April 01, 2013

Southern Africa: A Win-Win-Win Situation

The students at Union Bible Institute eagerly embraced the True Love Waits program, which offers support and encouragement to young people to stay pure in spirit and body.

  • Peer Pressure

    Like teens all over the world, the youth of Southern Africa faces peer pressure to become sexually active before they are married.

  • Schools and Youth Groups

    Many students at Union Bible Institute have taught the True Love Waits programs at their home churches and in Life Skills classes in government schools.

  • Loved by God

    The program offers support and encouragement to young people to stay pure in spirit and body.

The students in our AIDS and the Church class at Union Bible Institute had a choice: write a research paper evaluating abstinence programs, or teach a True Love Waits seminar to a school or youth group. Not surprisingly, they all chose to teach the seminar.

It was a win-win-win situation – they didn’t have to write a paper, we didn’t have to grade it, and 150 young people in six different locations around Pietermaritzburg were challenged to trust Christ as their Savior and to “commit to God, themselves, their country, their family, their friends, their future mate and their children to remain sexually pure” until they marry. Many of them did.

Our students were enthusiastic about the program. After seeing how well the program worked, one student returned to his home church in Durban and taught it again on the weekend. Some will walk alongside their youth using the follow-up materials that emphasize planning for the future, making choices, and saying no to peer pressure.

True Love Waits began in the US in 1993 through the efforts of Jimmy Hester and Richard Ross of LifeWay Christian Resources. Thousands of youth responded to the challenge to make a difference through a commitment to sexual purity. The following year the message was taken to Uganda, where again thousands of youth committed to change the history of their nation through a commitment to abstinence before marriage. At present, there are active True Love Waits programs in many countries throughout Africa and around the world.

The beauty of the seminar is that it is an oral program that can be learned simply by watching and participating. Each concept is presented or reinforced with an attention grabbing activity or object lesson. This makes the values and truths presented very transferrable, and the program has a tendency to “go viral” quickly as others hear about it want to participate.

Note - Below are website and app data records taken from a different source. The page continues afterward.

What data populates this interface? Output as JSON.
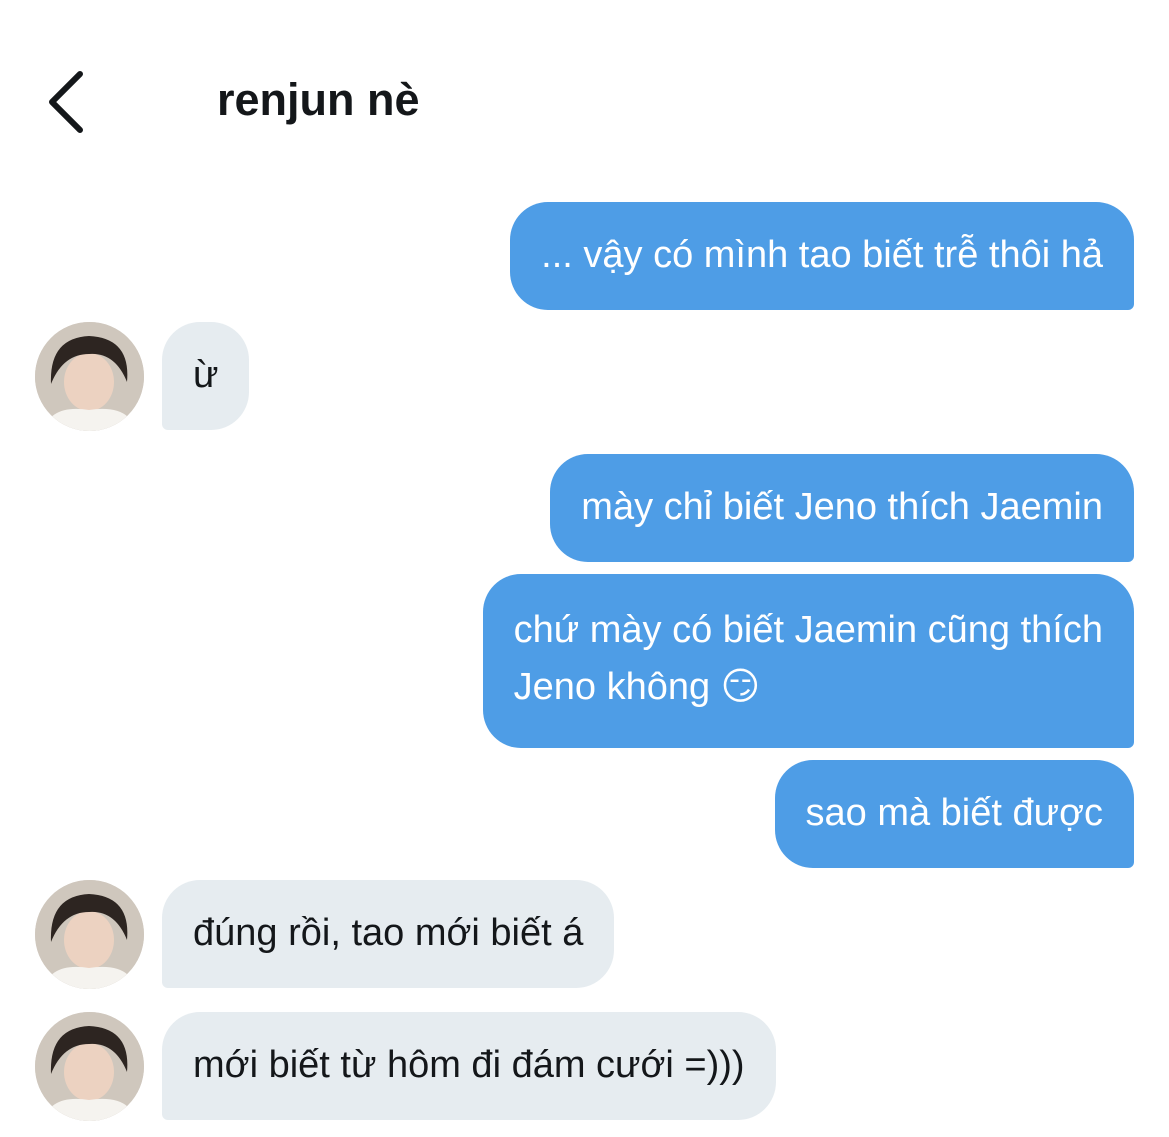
{
  "header": {
    "title": "renjun nè"
  },
  "icons": {
    "back": "chevron-left-icon",
    "avatar": "contact-avatar"
  },
  "colors": {
    "outgoing_bubble": "#4e9de6",
    "incoming_bubble": "#e6ecf0",
    "outgoing_text": "#ffffff",
    "incoming_text": "#14171a"
  },
  "messages": [
    {
      "direction": "out",
      "lines": [
        "... vậy có mình tao biết trễ thôi hả"
      ]
    },
    {
      "direction": "in",
      "lines": [
        "ừ"
      ]
    },
    {
      "direction": "out",
      "lines": [
        "mày chỉ biết Jeno thích Jaemin"
      ]
    },
    {
      "direction": "out",
      "lines": [
        "chứ mày có biết Jaemin cũng thích",
        "Jeno không 😏"
      ]
    },
    {
      "direction": "out",
      "lines": [
        "sao mà biết được"
      ]
    },
    {
      "direction": "in",
      "lines": [
        "đúng rồi, tao mới biết á"
      ]
    },
    {
      "direction": "in",
      "lines": [
        "mới biết từ hôm đi đám cưới =)))"
      ]
    }
  ]
}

While True Love Waits does inform young people about the dangers of premarital sex through discussions about AIDS and sexually transmitted diseases, the primary focus is to implant in young people the desire to save their best for their future mate and fully enjoy sexual intimacy in marriage the way God intended. They instill hope by insisting that young people are able to wait until marriage, believing that most want to, but may succumb to peer pressure along the way.

In South Africa, the country with the highest number of HIV-positive people in the world, it is exciting to see our students – future leaders in their churches and communities – embrace the True Love Waits program with such enthusiasm. Many have done the program for their home churches and continue to receive requests for more. Recently, a pastor attended the program with his youth group. Afterwards, he motioned to me and confided, “We need this. We pastors need this. We are not used to talking about these things, but our churches need this program. Come teach us, too.”

South Africa desperately needs a generation that is willing to live out biblical principles regarding sexual purity, marriage, and family life and demonstrate Christ’s compassion to the world. True Love Waits is influencing this generation to do so. With God’s help, such a generation has the power to change the future of the country and stop the spread of HIV/AIDS.

-Written by Susan Binion, TEAM missionary in Southern Africa
-Photos by Hershall Wes Spradley and Susan Binion